Dr. Stanley Fish recently did a blog post about the decline of the humanities on the NY Times blogs. I found his post to be okay, but I really loved a comment on that blog from Peter Power, who appears to be an English and Ethnic Studies prof at Messiah College, which I adored. I even wrote him fan mail saying so. If he can teach his classes as well as he writes blog comments, his students are well served. Anyway, I am copying his comment here for preservation. It makes the most sense in the context of Fish' article, but is worthy apart from it as well.
Professor Fish maintains an admirable consistency as he always has in refusing to argue for the liberal arts broadly and the humanities more specifically on the basis of their utilitarian value to society. However, it's unclear on what basis he really does expect leaders of our academic institutions to carry the day politically in their arguments for the liberal arts. The force of their argument can't simply be that they can speak with facility and argue more vociferously for the right to keep humanists employed. In the end this is merely an argument to keep trolley car drivers employed when no one rides the trolley. Even more, facility and force in argument depend as much on having something substantive worth saying as they do on rhetorical skill. And so the question of value can't easily be sidestepped.
There are cases to be made, however, for the utility of the liberal arts for society, and they aren't just Victorian sentimentalities. The pursuit of Truth through rigorous inquiry has been thought to be the foundation of a just Republic since Plato, not since Matthew Arnold. At its root, as I'm sure Professor Fish well knows, the liberal arts are the practices and disciplines appropriate to a free person. And while in Artistotle's day this freedom was rigidly restricted to the ruling classes, there is one strong strain of the liberal arts that suggests that the pursuit of knowledge is not the privileged pastime of the tenured few but the effective means of liberating oneself and others--from ill-considered prejudice, from superstitious ignorance, or, appropriate to our own age, from the onslaught of misinformation, among many other things. When African Americans slaves sought learning, they were not merely seeking a disciplinary delight. They were seeking freedom. I doubt they had time for sentimentality.

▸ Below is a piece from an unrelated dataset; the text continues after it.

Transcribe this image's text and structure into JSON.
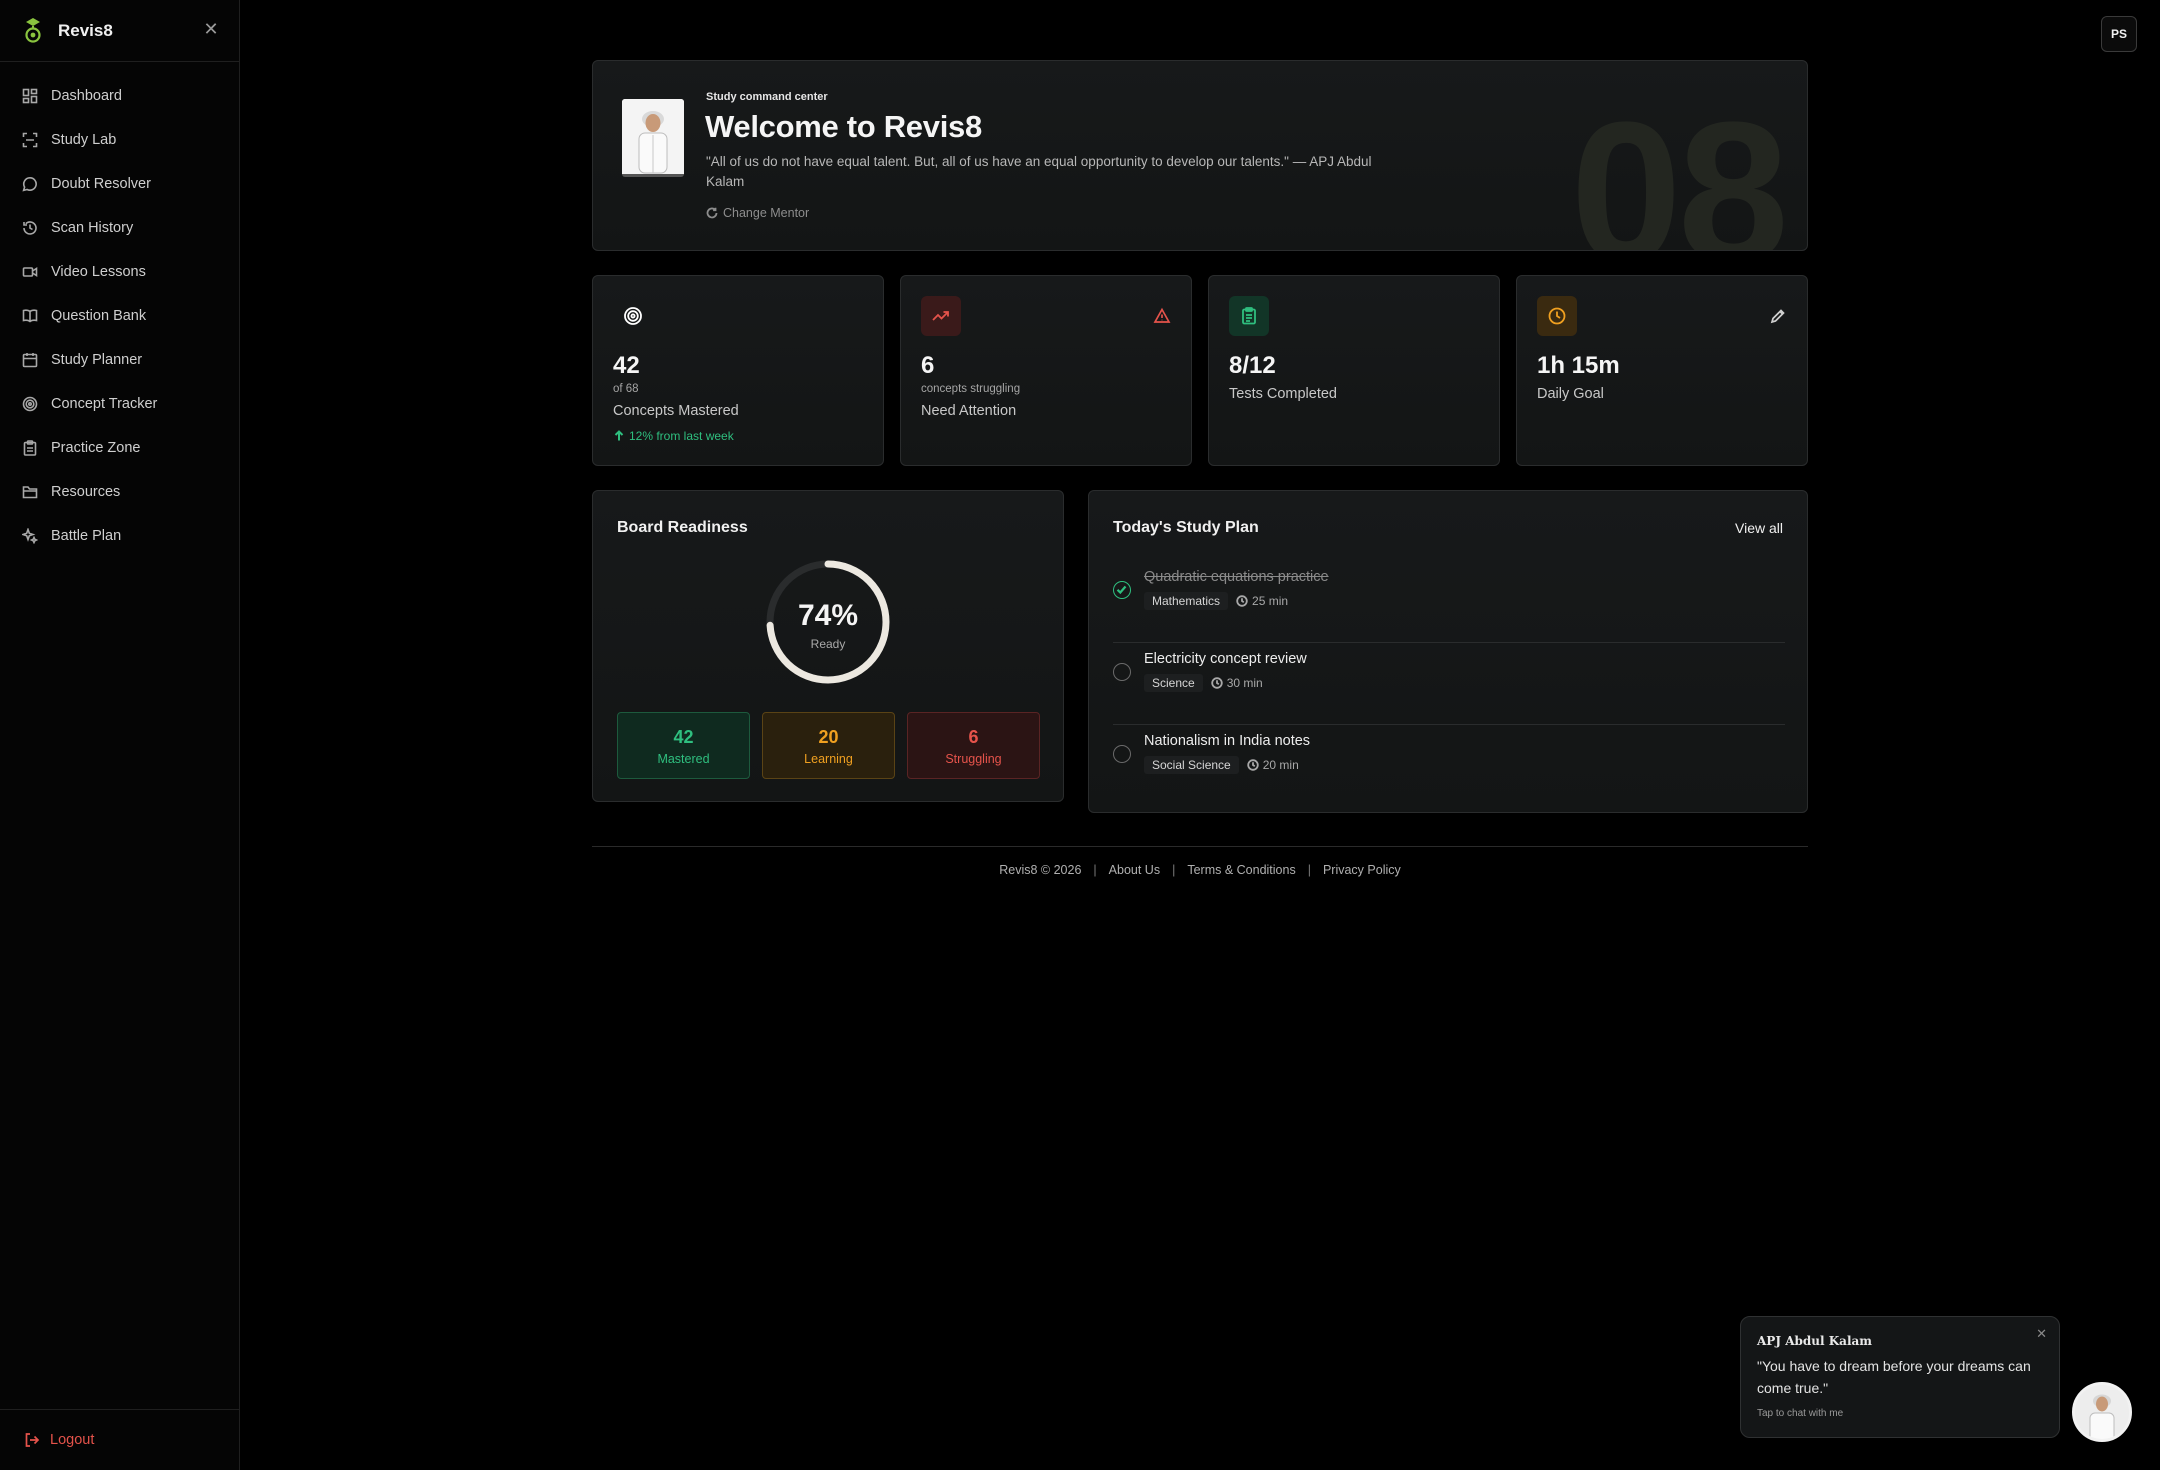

Professor Fish is suspicious that these views of the liberal arts have about them the genteel whiff of the nineteenth century gentleman. Perhaps they do. But they speak to an idealism that is missing in our discourse and that has the force to speak to human aspirations that we do not exist solely for the pursuit of bread. We exist also for the betterment of our selves and others. Milton, for whom Professor Fish so often serves as avatar, said that the end of learning is to repair the ruin of our first parents. In short, and in more secular terms, learning ought to serve the purpose of making ourselves and our world better than it is now. A utilitarian virtue in Milton's world, even though not a commercial one. At least part of the problem is that we have ceased entirely to speak in any terms like these regarding the role of learning in our world, and humanists have been at the forefront of our somewhat suspicious sneering at the ideals of education. This is not to say that our current crisis is to be blamed on its humanist victims; but it is to say that we have been poor defenders, and it is clear that no one else can do it for us.
Our president's soaring rhetoric in so many other instances can only say about his educational programs that they will help people get jobs. Important to be sure, but not likely to do much for the humanities. Whereas if we asked what it might take to make us more informed, thoughtful and engaged citizenry, if we asked what it might take to make us a better country instead of simply a richer one, we might actually have to ask whether the humanities and the liberal arts more generally had something to contribute that was of central social value. These are values that must be argued for, to be sure, but at least they are substantial ideals to be championed no matter how imperfectly they have been realized in practice. Without such ideals and without a willingness to embrace the idea that our education can do good in the world beyond the walls of our disciplines and our universities, it's unclear what grounds an academic leader can take to defend the liberal arts with the passion and conviction that will be necessary. I doubt, sincerely, that the desire to save Professor Fish's job, or my own, will be sufficient.